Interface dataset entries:
+ + + +

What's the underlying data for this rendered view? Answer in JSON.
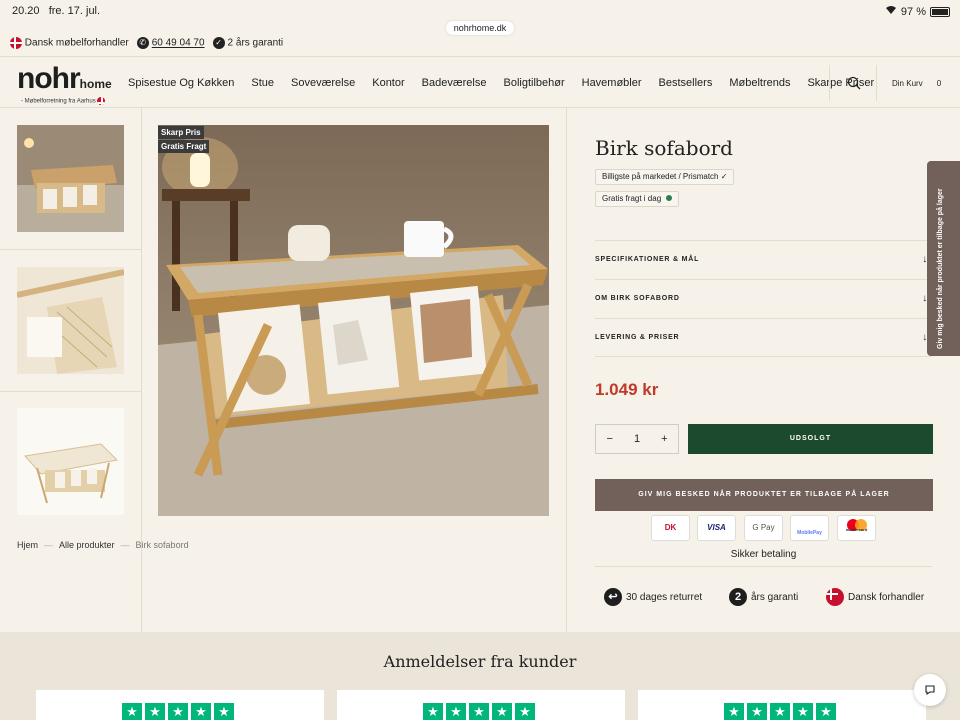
{
  "status": {
    "time": "20.20",
    "date": "fre. 17. jul.",
    "battery": "97 %"
  },
  "url": "nohrhome.dk",
  "topbar": {
    "dealer": "Dansk møbelforhandler",
    "phone": "60 49 04 70",
    "warranty": "2 års garanti"
  },
  "logo": {
    "main": "nohr",
    "suffix": "home",
    "tagline": "Møbelforretning fra Aarhus"
  },
  "nav": [
    "Spisestue Og Køkken",
    "Stue",
    "Soveværelse",
    "Kontor",
    "Badeværelse",
    "Boligtilbehør",
    "Havemøbler",
    "Bestsellers",
    "Møbeltrends",
    "Skarpe Priser"
  ],
  "cart": {
    "label": "Din Kurv",
    "count": "0"
  },
  "badges": [
    "Skarp Pris",
    "Gratis Fragt"
  ],
  "breadcrumb": [
    "Hjem",
    "Alle produkter",
    "Birk sofabord"
  ],
  "product": {
    "title": "Birk sofabord",
    "tags": [
      "Billigste på markedet / Prismatch ✓",
      "Gratis fragt i dag"
    ],
    "accordions": [
      "SPECIFIKATIONER & MÅL",
      "OM BIRK SOFABORD",
      "LEVERING & PRISER"
    ],
    "price": "1.049 kr",
    "qty": "1",
    "soldout": "UDSOLGT",
    "notify": "GIV MIG BESKED NÅR PRODUKTET ER TILBAGE PÅ LAGER",
    "payments": [
      "DK",
      "VISA",
      "G Pay",
      "MobilePay",
      "mastercard"
    ],
    "secure": "Sikker betaling",
    "trust": [
      {
        "icon": "return-icon",
        "label": "30 dages returret"
      },
      {
        "icon": "warranty-icon",
        "label": "års garanti"
      },
      {
        "icon": "danish-flag-icon",
        "label": "Dansk forhandler"
      }
    ]
  },
  "side_tab": "Giv mig besked når produktet er tilbage på lager",
  "reviews": {
    "title": "Anmeldelser fra kunder",
    "stars": "★"
  },
  "colors": {
    "soldout": "#1c4a2f",
    "notify": "#71615a",
    "price": "#c0392b",
    "trustpilot": "#00b67a",
    "bg": "#f6f2e9"
  }
}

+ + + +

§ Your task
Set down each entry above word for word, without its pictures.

§ Exercise output
What's the underlying data for this rendered view? Answer in JSON.
{
  "status": {
    "time": "20.20",
    "date": "fre. 17. jul.",
    "battery": "97 %"
  },
  "url": "nohrhome.dk",
  "topbar": {
    "dealer": "Dansk møbelforhandler",
    "phone": "60 49 04 70",
    "warranty": "2 års garanti"
  },
  "logo": {
    "main": "nohr",
    "suffix": "home",
    "tagline": "Møbelforretning fra Aarhus"
  },
  "nav": [
    "Spisestue Og Køkken",
    "Stue",
    "Soveværelse",
    "Kontor",
    "Badeværelse",
    "Boligtilbehør",
    "Havemøbler",
    "Bestsellers",
    "Møbeltrends",
    "Skarpe Priser"
  ],
  "cart": {
    "label": "Din Kurv",
    "count": "0"
  },
  "badges": [
    "Skarp Pris",
    "Gratis Fragt"
  ],
  "breadcrumb": [
    "Hjem",
    "Alle produkter",
    "Birk sofabord"
  ],
  "product": {
    "title": "Birk sofabord",
    "tags": [
      "Billigste på markedet / Prismatch ✓",
      "Gratis fragt i dag"
    ],
    "accordions": [
      "SPECIFIKATIONER & MÅL",
      "OM BIRK SOFABORD",
      "LEVERING & PRISER"
    ],
    "price": "1.049 kr",
    "qty": "1",
    "soldout": "UDSOLGT",
    "notify": "GIV MIG BESKED NÅR PRODUKTET ER TILBAGE PÅ LAGER",
    "payments": [
      "DK",
      "VISA",
      "G Pay",
      "MobilePay",
      "mastercard"
    ],
    "secure": "Sikker betaling",
    "trust": [
      {
        "icon": "return-icon",
        "label": "30 dages returret"
      },
      {
        "icon": "warranty-icon",
        "label": "års garanti"
      },
      {
        "icon": "danish-flag-icon",
        "label": "Dansk forhandler"
      }
    ]
  },
  "side_tab": "Giv mig besked når produktet er tilbage på lager",
  "reviews": {
    "title": "Anmeldelser fra kunder",
    "stars": "★"
  },
  "colors": {
    "soldout": "#1c4a2f",
    "notify": "#71615a",
    "price": "#c0392b",
    "trustpilot": "#00b67a",
    "bg": "#f6f2e9"
  }
}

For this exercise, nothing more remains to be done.